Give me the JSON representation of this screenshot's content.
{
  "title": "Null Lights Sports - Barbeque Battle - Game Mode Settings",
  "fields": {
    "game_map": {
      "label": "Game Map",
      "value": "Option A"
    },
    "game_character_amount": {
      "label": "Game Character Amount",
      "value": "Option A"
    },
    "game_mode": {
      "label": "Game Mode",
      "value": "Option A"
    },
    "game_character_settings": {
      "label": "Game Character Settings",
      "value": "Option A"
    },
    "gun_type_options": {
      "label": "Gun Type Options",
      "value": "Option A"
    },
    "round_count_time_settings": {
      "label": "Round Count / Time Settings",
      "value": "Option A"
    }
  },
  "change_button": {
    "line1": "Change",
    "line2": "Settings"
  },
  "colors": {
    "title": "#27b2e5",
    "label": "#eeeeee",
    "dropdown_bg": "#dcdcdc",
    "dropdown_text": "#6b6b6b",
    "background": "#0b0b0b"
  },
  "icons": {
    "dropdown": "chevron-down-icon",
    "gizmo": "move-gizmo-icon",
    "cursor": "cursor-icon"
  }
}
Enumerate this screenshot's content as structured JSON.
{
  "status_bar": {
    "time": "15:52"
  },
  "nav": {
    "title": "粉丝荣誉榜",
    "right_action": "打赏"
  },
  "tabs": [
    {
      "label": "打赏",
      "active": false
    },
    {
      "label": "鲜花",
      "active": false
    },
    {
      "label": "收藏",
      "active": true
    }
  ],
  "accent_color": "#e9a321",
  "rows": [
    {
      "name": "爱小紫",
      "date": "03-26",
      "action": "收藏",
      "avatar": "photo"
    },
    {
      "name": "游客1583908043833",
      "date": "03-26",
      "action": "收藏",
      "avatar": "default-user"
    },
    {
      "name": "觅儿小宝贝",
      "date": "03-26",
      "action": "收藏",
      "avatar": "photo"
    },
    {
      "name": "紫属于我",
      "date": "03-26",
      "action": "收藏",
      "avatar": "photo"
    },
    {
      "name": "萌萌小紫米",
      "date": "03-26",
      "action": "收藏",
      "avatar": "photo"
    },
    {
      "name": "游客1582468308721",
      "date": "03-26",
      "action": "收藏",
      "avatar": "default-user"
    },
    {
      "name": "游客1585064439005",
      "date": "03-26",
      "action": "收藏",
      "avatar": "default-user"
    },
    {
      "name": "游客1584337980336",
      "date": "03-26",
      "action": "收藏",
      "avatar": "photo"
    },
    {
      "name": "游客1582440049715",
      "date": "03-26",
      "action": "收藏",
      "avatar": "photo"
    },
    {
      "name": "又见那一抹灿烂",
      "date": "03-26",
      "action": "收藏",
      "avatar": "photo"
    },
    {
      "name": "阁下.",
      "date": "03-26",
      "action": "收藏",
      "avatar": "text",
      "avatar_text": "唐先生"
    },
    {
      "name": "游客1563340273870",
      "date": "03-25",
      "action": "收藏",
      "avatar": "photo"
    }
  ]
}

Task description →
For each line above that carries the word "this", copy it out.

Task solution →
Give me the JSON representation of this screenshot's content.
Enumerate this screenshot's content as structured JSON.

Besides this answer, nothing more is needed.